Y=0.825 base 10 both belong to the PC single precision floating-point system,
but neither their sum, difference, product or ratio belong to this system.
d) The Associative laws and distributive law of algebra do not necessarily
hold in floating-point number systems. That is, in all floating-poing number
systems there are many X, Y, Z's belonging to the system such that:
(X+Y)+Z <> X+(Y+Z), (X*Y)*Z <> X*(Y*Z), and X*(Y+Z) <> X*Y + X*Z. These
laws of algebra fail to hold because results may be shifted past the capacity
of a floating-point register. This is sometimes called "significance loss".
Recommendations to Help Avoid Numerical Computational Difficulties.
1) Use Proven (refereed or commercial) software that is robust
(give the correct result, or if not, an error message). For example,
programming language libraries, IMSL, NAG, and the free "PACK" (Linpack,
Minpack) available on http://wwww.netlib.org). Or use higher level
quality software like: Minitab, MatLab, Mathematica. Also avoid

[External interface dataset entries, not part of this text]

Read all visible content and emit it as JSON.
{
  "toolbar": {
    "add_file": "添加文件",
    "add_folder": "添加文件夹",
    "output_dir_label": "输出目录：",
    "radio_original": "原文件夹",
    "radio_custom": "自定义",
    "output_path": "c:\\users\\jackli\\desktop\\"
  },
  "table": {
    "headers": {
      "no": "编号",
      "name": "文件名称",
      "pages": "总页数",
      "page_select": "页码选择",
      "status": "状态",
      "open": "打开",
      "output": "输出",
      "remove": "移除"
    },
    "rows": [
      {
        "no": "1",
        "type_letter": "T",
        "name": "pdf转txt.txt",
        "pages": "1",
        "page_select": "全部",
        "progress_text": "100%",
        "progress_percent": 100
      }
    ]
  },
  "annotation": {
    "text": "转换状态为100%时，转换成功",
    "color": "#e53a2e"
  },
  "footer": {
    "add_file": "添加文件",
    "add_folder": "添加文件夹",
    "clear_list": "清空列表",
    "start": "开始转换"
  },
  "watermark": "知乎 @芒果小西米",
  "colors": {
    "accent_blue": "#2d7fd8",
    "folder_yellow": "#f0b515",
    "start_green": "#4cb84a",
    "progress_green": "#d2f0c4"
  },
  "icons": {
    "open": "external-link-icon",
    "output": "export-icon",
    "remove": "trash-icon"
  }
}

taking numerical code from textbooks and magazines unless they are
refereed or presented by a proven expert in numerical computations.
2) Study (know) the possible domain of values that each program input
quantity will take on and test each algorithm thoroughly, especially on
the limits of that domain. (This of course is an art in itself).
3) Use at least Double Precision Arithmetic. (In more critical cases use
multiple or quadruple precision arithmetic; Fortran 90 programmers, see
http://www.nersc.gov/~dhbailey/ and
http://www.ozemail.com.au/~milleraj/ respectively. Packages like
Matlab and Mathematica use at least Double Precision, sometimes
higher precision.
4) For a given mantissa precision (computer) do not input or output numbers
in ASCII (or EBCDIC) format with more decimal digits than can be handled by the
conversion mapping algorithms for that precision (computer) unless you
document that that's what you are doing.
5) Use relative comparisons in place of absolute comparisons of real
quantities. (Also note that you can also use "fuzzy" comparisons. See
http://ftp.aset.psu.edu/pub/ger/fortran/hdk/eps.f90"
6) Avoid computations which are algebraically undefined (or singular) or which
develop results whose magnitudes approach or exceed machine limits.E.g.,
Blindly setting results of underflows to zero can yield "Really Wrong Results".
7) Avoid mixing INTEGER and REAL quantities without knowing how they will
be compiled. E.g., X=X+I**(-J) does not increment REAL typed X except when
INTEGER typed I=1 or INTEGER typed J=0 and I < 0.
8) Do not program a numerical model beyond your competence to either avoid
significance loss or monitor it. Be especially careful when less than a pre-specified
number of mantissa digits participate in a sum or when all but a few mantissa
digits cancel during a subtraction. You are responsible for disasters caused
by other people depending on programs you write!
Further Reading: http://www.personal.psu.edu/hdk/fortran.html#Floating-Point
Herman D. (Skip) Knoble, hdk at psu dot edu